Cindy
Mon, 04/06/2020 - 11:11am

This is just one more reason for a Universal Non-profit Healthcare for All system. Thank you, Mr. Fox, for driving this point home.

Cindy Lue
Thu, 04/09/2020 - 2:30pm

So government failures means more government? I think the article was about how badly the government is at running the healthcare system, which is expensive, unresponsive, poor at providing data, and badly run. It's not shocking- the more government has gotten involved with the healthcare system, the worse it has gotten. The solution to government failure isn't more government, it is less government.

I never have a problem getting the right cola that I want for the right price. I never have any issues in obtaining milk, bread, or peanut butter. Imagine though if the government got more involved- it would be like roads, schools, hospitals, municipal water, or any of the other industries which government has nosed its way into- expensive and poorly run.

Chewy
Tue, 04/14/2020 - 8:49am

It’s expensive because we have CEO’s like Fox legally robbing the system. Most of southeastern Michigan has seen how he has tarnished the once replicable Beaumont into the ground by cheapening the care that is provided and making it out to cost more.
Charging $100 for meds that cost less than a $1.00. He’s not part of the solution, he’s clearly part of the problem.

Laurence Rosen
Mon, 04/06/2020 - 1:52pm

Mr. Fox's concerns illustrate the importance of having real-time patient and health care administrative data available. While there has been an enormous increase in patient-record and hospital administrative data collected over the past decade, not all of it is easily shared or made available in a timely fashion. Evidently, the need for current ED data, patient medical records, and current diagnostics has not been well coordinated (if at all). If Mr. Fox's concerns are not currently being addressed, this would be a good time for the major organizations--the Michigan Department of Health & Human Services, the Michigan Health & Hospital Association, and the data exchanges in Southeastern Michiga--to immediately take an "all hands on deck" approach to resolve this critical data issue as quickly as possible.

Barry Visel
Mon, 04/06/2020 - 10:20pm

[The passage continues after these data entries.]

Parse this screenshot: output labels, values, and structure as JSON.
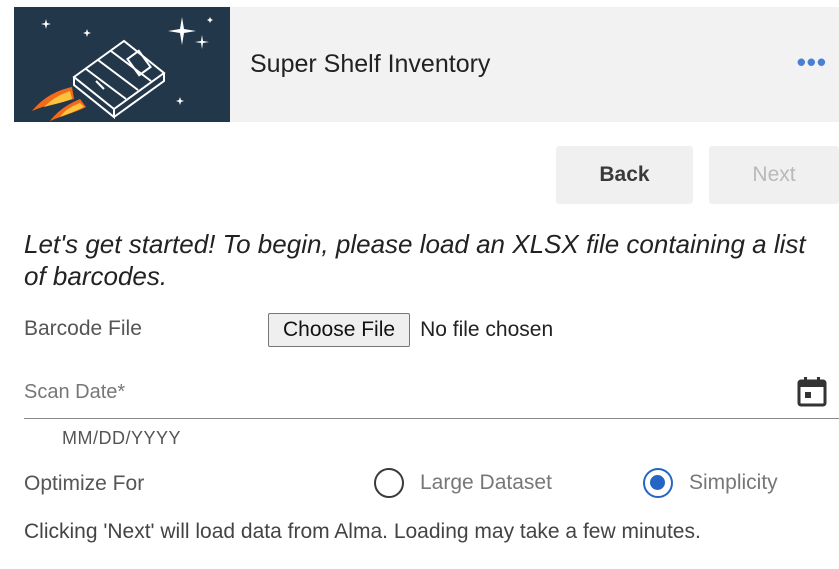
{
  "header": {
    "app_title": "Super Shelf Inventory",
    "menu_icon": "more-horizontal-icon",
    "menu_label": "•••"
  },
  "nav": {
    "back_label": "Back",
    "next_label": "Next",
    "next_enabled": false
  },
  "intro": {
    "text": "Let's get started! To begin, please load an XLSX file containing a list of barcodes."
  },
  "barcode_file": {
    "label": "Barcode File",
    "button_label": "Choose File",
    "status": "No file chosen"
  },
  "scan_date": {
    "placeholder": "Scan Date*",
    "value": "",
    "hint": "MM/DD/YYYY",
    "icon": "calendar-icon"
  },
  "optimize": {
    "label": "Optimize For",
    "options": [
      {
        "label": "Large Dataset",
        "checked": false
      },
      {
        "label": "Simplicity",
        "checked": true
      }
    ]
  },
  "note": {
    "text": "Clicking 'Next' will load data from Alma. Loading may take a few minutes."
  },
  "colors": {
    "accent": "#2566c4",
    "logo_bg": "#23374a",
    "header_bg": "#f2f2f2"
  }
}
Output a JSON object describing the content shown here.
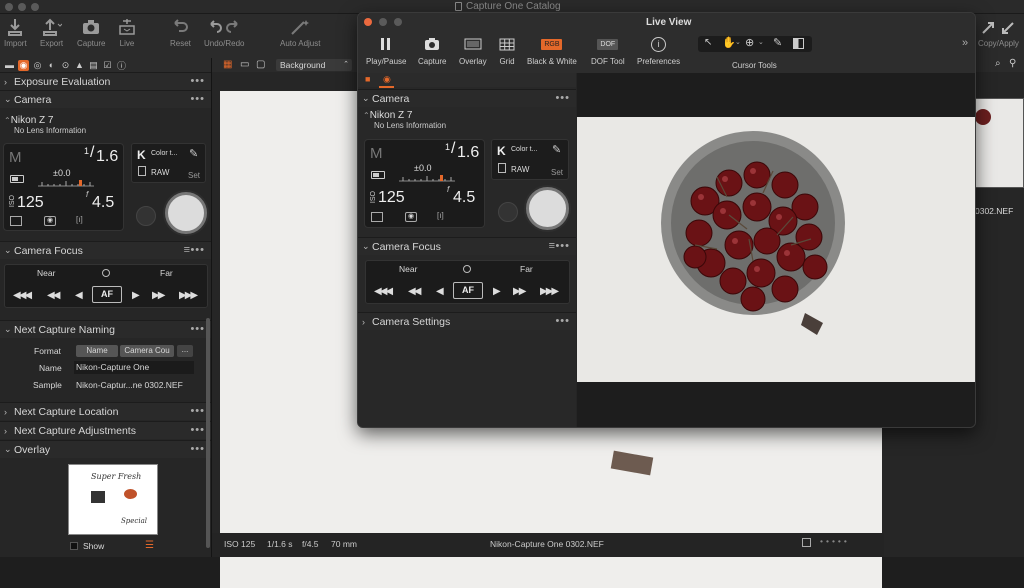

Did Bridge ask Mr Fox what Beaumont’s emergency management plan says what should happen with with regard to a pandemic? Did they have a plan? Was it executed? Was their plan to depend on Michigan’s plan? Was Michigans plan to rely on the Federal Government plan? Did anyone really have a plan for a pandemic? Could we please dig deeper...please? I’m convinced nobody had a plan for the situation we are in...so stop pointing fingers. And, Bridge, please stop giving people a forum for pointing fingers.

Chewy
Tue, 04/14/2020 - 8:41am

He’s upset because he wants to know who to send the un insured to so he doesn’t have to eat the cost.
Surely this will take away from his bonus’s and raise he wants to give himself

Michelle Diamond
Wed, 04/15/2020 - 5:59pm

How long can BEAUMONT go around being # healthcare in Michigan, they treat employees like crap. I see them on news, not even paying employees hazard pay, they should work in Detroit, they paying $800 a month. I remember my sister said it use to be good place to work. Horrible leadership and treat staff like crap